- As for Daniel’s friends, they literally stood for God, but their standing only had meaning as a faithful gesture because it was a refusal to bow before evil. They didn’t stand so much as remain standing. Like Daniel, they remained doing what was right when winds changed. They didn’t rashly come up with a rebellious gesture “just to make a point.” They didn’t go out in public to rub it in anyone’s faces; they just happened to be in public when it went the opportunity arose.
- I think of Esther, who approached Xerxes humbly and revealed that she was Jewish and that her people were in peril because of his ruling. In her case God’s people were going to be killed off, and she did not approach the king with pride or a show of charisma. Her appeal was Christ-like.
- I think of Peter, who thought he was righteously taking a stand for Jesus when the mob came for him. He pulled out his sword and clipped a guy’s ear just to show how much he was willing to serve Jesus. Only, this wasn’t what Jesus wanted. Jesus didn’t ask to be defended. It was necessary for him to submit to the “victory” of the enemy, because it had to be fulfilled in order for God to have the victory of resurrection.
Let’s take a modern example: When the American Family Association refuses to accept mail with a Harvey Milk stamp on it, for example, an organization is merely “taking a stand” in order to make a statement. It does nobody any good. Your “stand” only tells people you are stubborn about a point of view that needs explaining within the context of a religion most of the world doesn’t understand—maybe not even you.
Now let’s suppose you are a baker of some sort and someone wants you to bake them a cake with a certain message on it you disagree with. Now if that person was gay, and you didn’t believe in being gay, and you didn’t want to make them a good ol’ fashion birthday cake—that would be rude. But if they want you to bake a cake celebrating a value you do not hold, and you decline to design the cake for them, that can be posturing appropriately for what you believe.

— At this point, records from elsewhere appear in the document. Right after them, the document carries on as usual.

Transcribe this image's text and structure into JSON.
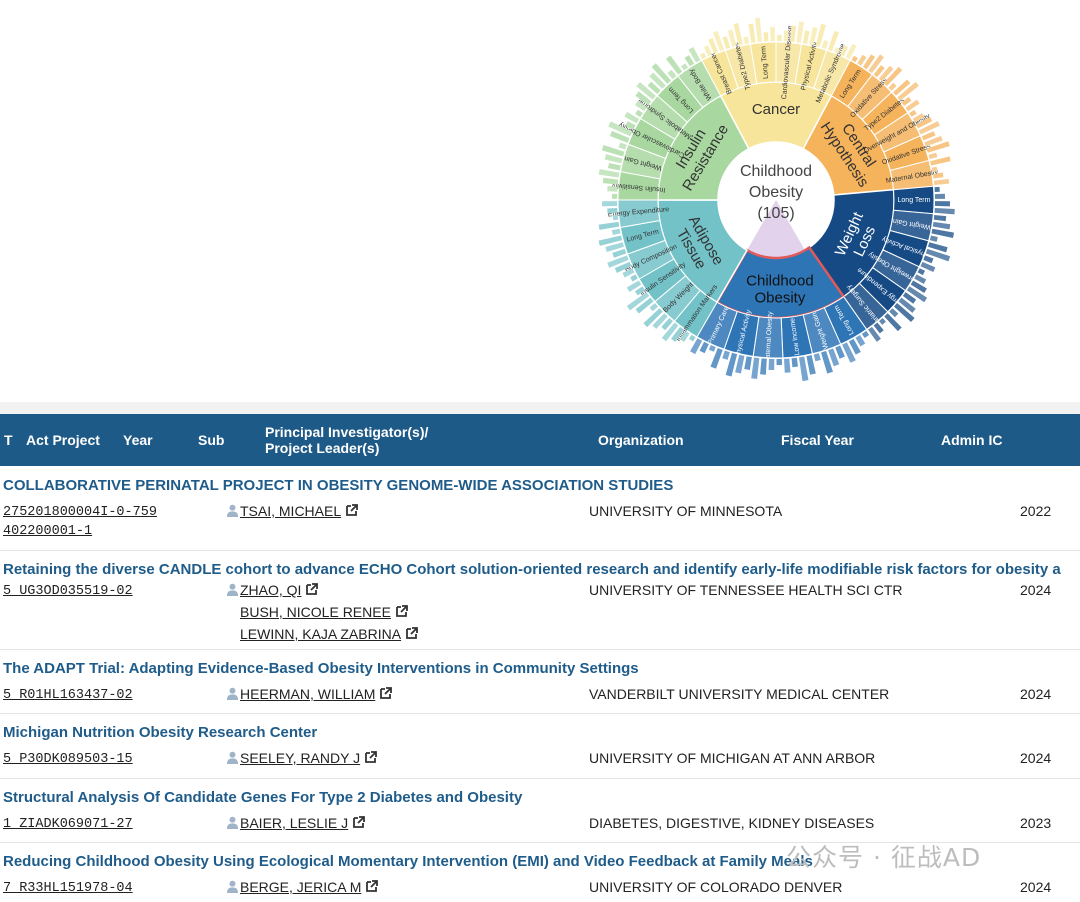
{
  "sunburst": {
    "center_label": [
      "Childhood",
      "Obesity"
    ],
    "center_count": "(105)",
    "inner_segments": [
      {
        "label": [
          "Cancer"
        ],
        "color": "#f6e59a",
        "text_color": "#333333"
      },
      {
        "label": [
          "Central",
          "Hypothesis"
        ],
        "color": "#f5b35c",
        "text_color": "#333333"
      },
      {
        "label": [
          "Weight",
          "Loss"
        ],
        "color": "#154a85",
        "text_color": "#ffffff"
      },
      {
        "label": [
          "Childhood",
          "Obesity"
        ],
        "color": "#2e75b6",
        "text_color": "#111111",
        "highlight": "#e05a5a"
      },
      {
        "label": [
          "Adipose",
          "Tissue"
        ],
        "color": "#72c2c8",
        "text_color": "#333333"
      },
      {
        "label": [
          "Insulin",
          "Resistance"
        ],
        "color": "#a8d8a0",
        "text_color": "#333333"
      }
    ],
    "outer_segments": [
      {
        "group": "Cancer",
        "labels": [
          "Breast Cancer",
          "Type2 Diabetes",
          "Long Term",
          "Cardiovascular Disease",
          "Physical Activity",
          "Metabolic Syndrome"
        ]
      },
      {
        "group": "Central Hypothesis",
        "labels": [
          "Long Term",
          "Oxidative Stress",
          "Type2 Diabetes",
          "Overweight and Obesity",
          "Oxidative Stress",
          "Maternal Obesity"
        ]
      },
      {
        "group": "Weight Loss",
        "labels": [
          "Long Term",
          "Weight Gain",
          "Physical Activity",
          "Overweight Obesity",
          "Energy Expenditure",
          "Bariatric Surgery"
        ]
      },
      {
        "group": "Childhood Obesity",
        "labels": [
          "Long Term",
          "Weight Gain",
          "Low Income",
          "Maternal Obesity",
          "Physical Activity",
          "Primary Care"
        ]
      },
      {
        "group": "Adipose Tissue",
        "labels": [
          "Inflammation Markers",
          "Body Weight",
          "Insulin Sensitivity",
          "Body Composition",
          "Long Term",
          "Energy Expenditure"
        ]
      },
      {
        "group": "Insulin Resistance",
        "labels": [
          "Insulin Sensitivity",
          "Weight Gain",
          "Cardiovascular Obesity",
          "Metabolic Syndrome",
          "Long Term",
          "White Body"
        ]
      }
    ]
  },
  "table": {
    "headers": {
      "type": "T",
      "act": "Act Project",
      "year": "Year",
      "sub": "Sub",
      "pi": "Principal Investigator(s)/ Project Leader(s)",
      "org": "Organization",
      "fy": "Fiscal Year",
      "ic": "Admin IC"
    },
    "rows": [
      {
        "title": "COLLABORATIVE PERINATAL PROJECT IN OBESITY GENOME-WIDE ASSOCIATION STUDIES",
        "project_number": "275201800004I-0-759 402200001-1",
        "pis": [
          "TSAI, MICHAEL"
        ],
        "organization": "UNIVERSITY OF MINNESOTA",
        "fiscal_year": "2022"
      },
      {
        "title": "Retaining the diverse CANDLE cohort to advance ECHO Cohort solution-oriented research and identify early-life modifiable risk factors for obesity a",
        "project_number": "5 UG3OD035519-02",
        "pis": [
          "ZHAO, QI",
          "BUSH, NICOLE RENEE",
          "LEWINN, KAJA ZABRINA"
        ],
        "organization": "UNIVERSITY OF TENNESSEE HEALTH SCI CTR",
        "fiscal_year": "2024"
      },
      {
        "title": "The ADAPT Trial: Adapting Evidence-Based Obesity Interventions in Community Settings",
        "project_number": "5 R01HL163437-02",
        "pis": [
          "HEERMAN, WILLIAM"
        ],
        "organization": "VANDERBILT UNIVERSITY MEDICAL CENTER",
        "fiscal_year": "2024"
      },
      {
        "title": "Michigan Nutrition Obesity Research Center",
        "project_number": "5 P30DK089503-15",
        "pis": [
          "SEELEY, RANDY J"
        ],
        "organization": "UNIVERSITY OF MICHIGAN AT ANN ARBOR",
        "fiscal_year": "2024"
      },
      {
        "title": "Structural Analysis Of Candidate Genes For Type 2 Diabetes and Obesity",
        "project_number": "1 ZIADK069071-27",
        "pis": [
          "BAIER, LESLIE J"
        ],
        "organization": "DIABETES, DIGESTIVE, KIDNEY DISEASES",
        "fiscal_year": "2023"
      },
      {
        "title": "Reducing Childhood Obesity Using Ecological Momentary Intervention (EMI) and Video Feedback at Family Meals",
        "project_number": "7 R33HL151978-04",
        "pis": [
          "BERGE, JERICA M"
        ],
        "organization": "UNIVERSITY OF COLORADO DENVER",
        "fiscal_year": "2024"
      }
    ]
  },
  "watermark": "公众号 · 征战AD",
  "colors": {
    "header_bg": "#1e5a87",
    "title_text": "#1f5c8a",
    "person_icon": "#9fb4c8"
  }
}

But how you decline and the message you give that person when you decline—that can make a difference. Are you kind? Do you tell them to just up and scram? Do you cite scripture for them about why they’re wrong, without even so much as asking them if they believe anything about religion that you do? Posturing. It makes a difference.

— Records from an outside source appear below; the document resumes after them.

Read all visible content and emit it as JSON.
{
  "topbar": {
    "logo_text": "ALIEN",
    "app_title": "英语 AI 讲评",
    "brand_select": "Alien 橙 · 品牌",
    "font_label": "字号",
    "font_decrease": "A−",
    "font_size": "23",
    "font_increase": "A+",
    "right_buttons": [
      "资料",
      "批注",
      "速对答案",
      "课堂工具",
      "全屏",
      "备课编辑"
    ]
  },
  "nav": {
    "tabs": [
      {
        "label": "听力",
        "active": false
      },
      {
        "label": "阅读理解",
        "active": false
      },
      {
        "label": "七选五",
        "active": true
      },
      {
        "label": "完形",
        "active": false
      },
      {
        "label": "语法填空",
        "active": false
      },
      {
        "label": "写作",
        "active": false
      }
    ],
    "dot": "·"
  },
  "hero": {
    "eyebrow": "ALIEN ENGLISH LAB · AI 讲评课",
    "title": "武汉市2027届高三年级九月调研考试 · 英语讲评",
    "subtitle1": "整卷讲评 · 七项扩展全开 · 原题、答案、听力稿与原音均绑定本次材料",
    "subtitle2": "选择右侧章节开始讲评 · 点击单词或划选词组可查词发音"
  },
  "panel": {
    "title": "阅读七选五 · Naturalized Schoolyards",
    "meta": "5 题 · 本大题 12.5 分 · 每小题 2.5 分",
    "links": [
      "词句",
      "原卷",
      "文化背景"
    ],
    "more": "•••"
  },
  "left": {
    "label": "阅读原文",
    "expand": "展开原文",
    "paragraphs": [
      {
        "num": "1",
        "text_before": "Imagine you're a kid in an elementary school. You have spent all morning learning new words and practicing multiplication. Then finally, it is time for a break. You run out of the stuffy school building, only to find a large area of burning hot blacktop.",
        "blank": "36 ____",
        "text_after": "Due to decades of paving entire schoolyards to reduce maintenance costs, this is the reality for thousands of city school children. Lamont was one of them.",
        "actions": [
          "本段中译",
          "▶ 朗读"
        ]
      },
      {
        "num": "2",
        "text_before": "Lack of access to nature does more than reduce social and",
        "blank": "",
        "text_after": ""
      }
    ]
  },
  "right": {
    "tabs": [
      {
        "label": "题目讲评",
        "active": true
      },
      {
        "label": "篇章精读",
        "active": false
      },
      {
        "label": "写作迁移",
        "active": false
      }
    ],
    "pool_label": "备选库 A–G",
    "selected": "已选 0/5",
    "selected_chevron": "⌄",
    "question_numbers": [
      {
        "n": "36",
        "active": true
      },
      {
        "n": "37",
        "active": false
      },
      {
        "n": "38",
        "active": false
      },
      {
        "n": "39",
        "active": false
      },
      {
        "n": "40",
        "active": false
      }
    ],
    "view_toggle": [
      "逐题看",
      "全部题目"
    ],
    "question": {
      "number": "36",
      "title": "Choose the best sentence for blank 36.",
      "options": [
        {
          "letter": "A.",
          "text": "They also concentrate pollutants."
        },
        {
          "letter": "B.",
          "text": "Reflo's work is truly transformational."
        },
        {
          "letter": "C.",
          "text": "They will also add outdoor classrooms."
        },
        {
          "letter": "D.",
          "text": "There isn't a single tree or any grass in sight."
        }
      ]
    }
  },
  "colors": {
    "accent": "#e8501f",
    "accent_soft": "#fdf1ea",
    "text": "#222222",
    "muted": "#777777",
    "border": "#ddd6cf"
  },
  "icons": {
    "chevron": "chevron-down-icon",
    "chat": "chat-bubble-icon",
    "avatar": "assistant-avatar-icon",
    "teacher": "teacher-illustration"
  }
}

As Jonathan Martin has said, we should “not treat any persons as political issues, but would rather adopt a simple, gospel-shaped posture.”

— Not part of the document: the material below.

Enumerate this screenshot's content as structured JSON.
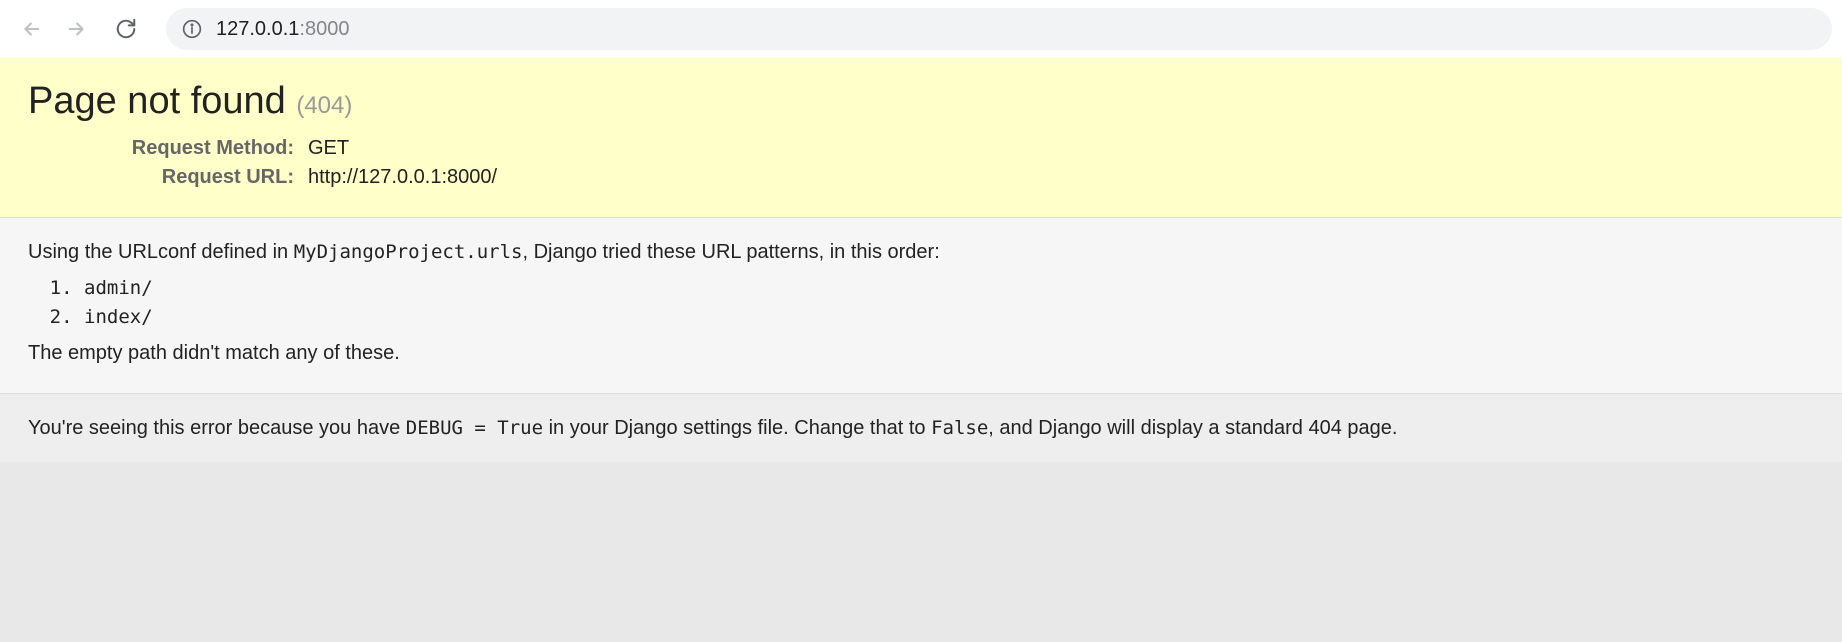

Want to “take a stand” for something? Or even against something? Are you outraged? Zealous? Passionate? Maybe it is a time to “take a stand.” But ask yourself what for:
If it’s merely to pat yourself on the back, it’s not worth it.
If it’s merely going to be rash and reckless, it’s not worth it.
If it’s merely to let people know you are just one more of the people with your belief, it’s not worth it.
If it’s merely to competitively show your enemies you want a fight, it’s not worth it.
If it’s merely to appease a God who you believe is rewarding you with righteousness based on your public gestures alone,
it’s not worth it.
If it’s merely about protecting a privilege, it’s not worth it.
And if it’s done to make yourself look righteous, it’s definitely not worth it.
God never commanded us to posture from our ego. Take a knee. Let God do the standing.